But Andersen was 50 miles away at her daughter’s house Monday morning.
"I told him I would just have to trust him," she said.
So she scooped up her 7-year-old grandson and went to the closest American First Credit Union where she transferred her life savings to the Bank of China. The teller asked what the money was to be used for. "Electronics," she lied, just as the scammer had instructed her.
"I told him, (the scammer), I didn’t lie. He said that he understood, but that this was for the 'greater good,'" she said.
But Andersen didn’t realize "the greater good" was all a fraud until the scammer called back, insisting she needed to wire more money — even asking her to take out a mortgage on her house.
She wired tens of thousands more she and her husband had recently cashed out of investments but refused to take out a mortgage without telling her husband. The man threatened to have her arrested, then asked if she might be able to borrow money from friends for a few days.
A close friend told her he could lend her $60,000 but asked if she was being scammed. She assured him she was not. It wasn’t until later that weekend she decided to do a Google search to see if this was all "for real."
"(I) found out pretty quickly it was all a scam. I was devastated," she told the committee.
She broke the news to her husband later that evening.
"It was a very hard thing to tell him that I had lost all of our savings. He was so kind and understanding," she said, tearfully.
"For the last six weeks I have been asking myself how this could ever have happened to me? My husband and I had worked hard all our lives to save the money the scammers stole from us. We had hoped we could travel and do mission work with the money we had saved. Now, we can’t. Instead, we will need to work to try to replenish what I lost."
Avoiding the scam
While the Andersens said they were initially embarrassed to tell people their story, they hoped hearing it might help others avoid falling for the same scam. In fact, education is key to eradicating the fraud, said Social Security Administration inspector general Gail Ennis.
"Without question, short of completely eliminating telephone scams, the most effective way to combat them is by educating the public about this phenomenon and how people can identify and report scam calls," she said in submitted testimony to the Senate committee.

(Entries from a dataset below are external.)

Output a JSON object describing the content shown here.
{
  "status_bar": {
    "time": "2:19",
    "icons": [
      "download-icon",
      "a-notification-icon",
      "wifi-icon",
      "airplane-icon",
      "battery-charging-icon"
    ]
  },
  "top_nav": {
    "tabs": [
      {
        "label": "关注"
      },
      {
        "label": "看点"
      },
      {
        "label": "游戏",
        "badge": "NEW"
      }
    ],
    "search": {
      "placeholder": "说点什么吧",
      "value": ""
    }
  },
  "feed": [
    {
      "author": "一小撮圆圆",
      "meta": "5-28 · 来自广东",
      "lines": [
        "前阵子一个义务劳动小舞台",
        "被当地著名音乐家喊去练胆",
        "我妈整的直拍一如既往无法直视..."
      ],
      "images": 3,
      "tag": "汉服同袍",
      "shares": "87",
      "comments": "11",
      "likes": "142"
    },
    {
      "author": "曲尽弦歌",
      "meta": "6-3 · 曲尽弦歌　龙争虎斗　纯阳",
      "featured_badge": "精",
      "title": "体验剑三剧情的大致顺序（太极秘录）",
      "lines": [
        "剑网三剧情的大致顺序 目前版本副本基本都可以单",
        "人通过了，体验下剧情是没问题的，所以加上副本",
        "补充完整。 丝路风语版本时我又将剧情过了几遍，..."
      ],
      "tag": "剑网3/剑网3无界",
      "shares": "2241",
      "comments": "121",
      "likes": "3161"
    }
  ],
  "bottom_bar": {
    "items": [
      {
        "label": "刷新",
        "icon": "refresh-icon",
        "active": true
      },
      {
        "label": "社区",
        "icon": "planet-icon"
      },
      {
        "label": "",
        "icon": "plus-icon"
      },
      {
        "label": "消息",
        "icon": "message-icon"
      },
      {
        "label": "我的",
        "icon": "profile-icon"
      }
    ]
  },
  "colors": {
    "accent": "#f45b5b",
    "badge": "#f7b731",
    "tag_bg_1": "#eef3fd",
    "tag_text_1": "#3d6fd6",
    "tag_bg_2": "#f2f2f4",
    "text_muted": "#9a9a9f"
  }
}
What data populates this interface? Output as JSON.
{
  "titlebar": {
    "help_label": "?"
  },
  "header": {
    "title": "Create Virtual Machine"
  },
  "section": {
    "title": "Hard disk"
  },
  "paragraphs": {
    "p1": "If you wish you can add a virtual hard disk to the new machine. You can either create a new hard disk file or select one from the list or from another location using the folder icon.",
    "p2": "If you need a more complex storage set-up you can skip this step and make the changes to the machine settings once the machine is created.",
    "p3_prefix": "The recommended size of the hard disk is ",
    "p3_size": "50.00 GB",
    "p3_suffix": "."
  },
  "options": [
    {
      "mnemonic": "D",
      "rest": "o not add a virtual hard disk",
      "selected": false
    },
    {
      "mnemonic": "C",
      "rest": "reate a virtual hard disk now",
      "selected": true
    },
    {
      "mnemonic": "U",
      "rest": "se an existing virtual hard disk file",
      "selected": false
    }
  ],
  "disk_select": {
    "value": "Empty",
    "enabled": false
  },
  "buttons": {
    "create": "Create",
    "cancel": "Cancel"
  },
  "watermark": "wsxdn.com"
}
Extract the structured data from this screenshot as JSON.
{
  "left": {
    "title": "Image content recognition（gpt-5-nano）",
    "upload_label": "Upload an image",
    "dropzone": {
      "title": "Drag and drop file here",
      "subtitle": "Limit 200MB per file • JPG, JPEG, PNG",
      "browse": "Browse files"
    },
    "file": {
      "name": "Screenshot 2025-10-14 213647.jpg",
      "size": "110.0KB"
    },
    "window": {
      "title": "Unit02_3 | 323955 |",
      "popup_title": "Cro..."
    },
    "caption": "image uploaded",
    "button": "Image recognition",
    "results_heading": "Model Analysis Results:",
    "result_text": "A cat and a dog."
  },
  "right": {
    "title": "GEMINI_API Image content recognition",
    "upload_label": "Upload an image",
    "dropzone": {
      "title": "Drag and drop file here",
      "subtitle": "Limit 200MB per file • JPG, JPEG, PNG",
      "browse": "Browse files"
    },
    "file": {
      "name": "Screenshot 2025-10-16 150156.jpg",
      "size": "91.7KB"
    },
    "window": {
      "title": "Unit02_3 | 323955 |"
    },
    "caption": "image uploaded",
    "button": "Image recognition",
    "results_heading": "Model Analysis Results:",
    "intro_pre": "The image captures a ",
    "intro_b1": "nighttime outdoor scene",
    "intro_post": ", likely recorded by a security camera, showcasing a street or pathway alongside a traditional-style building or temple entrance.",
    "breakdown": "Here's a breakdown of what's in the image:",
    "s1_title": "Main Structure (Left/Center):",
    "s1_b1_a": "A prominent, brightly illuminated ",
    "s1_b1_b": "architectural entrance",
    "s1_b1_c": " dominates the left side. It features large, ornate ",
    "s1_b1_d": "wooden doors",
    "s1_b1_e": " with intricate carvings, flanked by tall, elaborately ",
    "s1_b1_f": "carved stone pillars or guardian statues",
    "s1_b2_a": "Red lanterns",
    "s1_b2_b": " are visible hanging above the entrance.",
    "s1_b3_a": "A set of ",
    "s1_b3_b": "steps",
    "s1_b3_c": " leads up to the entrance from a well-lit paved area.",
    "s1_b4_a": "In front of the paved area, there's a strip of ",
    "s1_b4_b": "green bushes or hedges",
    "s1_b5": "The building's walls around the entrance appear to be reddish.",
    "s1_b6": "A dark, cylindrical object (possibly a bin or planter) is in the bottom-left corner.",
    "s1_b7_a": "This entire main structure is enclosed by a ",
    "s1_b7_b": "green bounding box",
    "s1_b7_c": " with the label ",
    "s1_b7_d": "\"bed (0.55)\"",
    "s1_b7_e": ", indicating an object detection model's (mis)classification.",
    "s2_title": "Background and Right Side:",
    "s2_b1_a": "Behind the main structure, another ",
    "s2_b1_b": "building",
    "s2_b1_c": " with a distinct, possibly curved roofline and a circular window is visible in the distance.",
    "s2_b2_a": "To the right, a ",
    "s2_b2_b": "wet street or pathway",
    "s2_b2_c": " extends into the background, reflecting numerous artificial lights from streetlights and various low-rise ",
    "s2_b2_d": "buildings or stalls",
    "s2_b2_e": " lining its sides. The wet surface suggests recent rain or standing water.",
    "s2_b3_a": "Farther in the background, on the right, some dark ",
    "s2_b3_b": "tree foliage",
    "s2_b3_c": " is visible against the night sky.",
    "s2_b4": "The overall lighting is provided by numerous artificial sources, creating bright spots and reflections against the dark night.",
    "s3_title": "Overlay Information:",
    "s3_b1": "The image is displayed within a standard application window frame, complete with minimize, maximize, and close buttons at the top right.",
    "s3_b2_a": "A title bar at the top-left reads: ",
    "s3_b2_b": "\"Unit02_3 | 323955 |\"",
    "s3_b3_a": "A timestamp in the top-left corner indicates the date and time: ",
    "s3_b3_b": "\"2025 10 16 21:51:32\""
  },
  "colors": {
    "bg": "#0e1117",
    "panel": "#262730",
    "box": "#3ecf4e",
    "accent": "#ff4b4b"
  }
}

Though the median age of complainants who said they got a scam call was 59 years old (higher than the national median of 38), younger people fall victim to government imposter phone scams at higher rates than older people, Ennis said. Older people lose more money, though, she added.
"The median fraud loss amount for those ages 20-29 was $1,000, while for ages 80 and over, it was $3,000," she said.
And the scams don’t just affect the victims, but the Social Security Administration, too. Staff are met with distrust when they try to call people, and the fraud has caused a strain on the agency and its resources, Ennis explained.
The administration has since decided to take a three-fold approach to the problem by raising public awareness, responding to congressional requests for information that will help the government’s response moving forward, and devoting resources to investigative efforts. Victims of the scam calls can also report the fraud at https://oig.ssa.gov/scam.
To avoid falling victim to one of these scams, be wary of unprompted and threatening phone calls from people who claim to be from the Social Security Administration.
The agency does contact some people via phone, but it’s almost always people who already have contacted the agency and have current business with them. Administration staff will never make threats to arrest the person they are calling. Do not give out personal information over the phone or obey requests to wire money.
Andersen hopes her story will warn others.
"I don’t know if I will ever stop wondering why this happened," she told the committee. "(But) maybe my story will help stop these scammers, once and for all."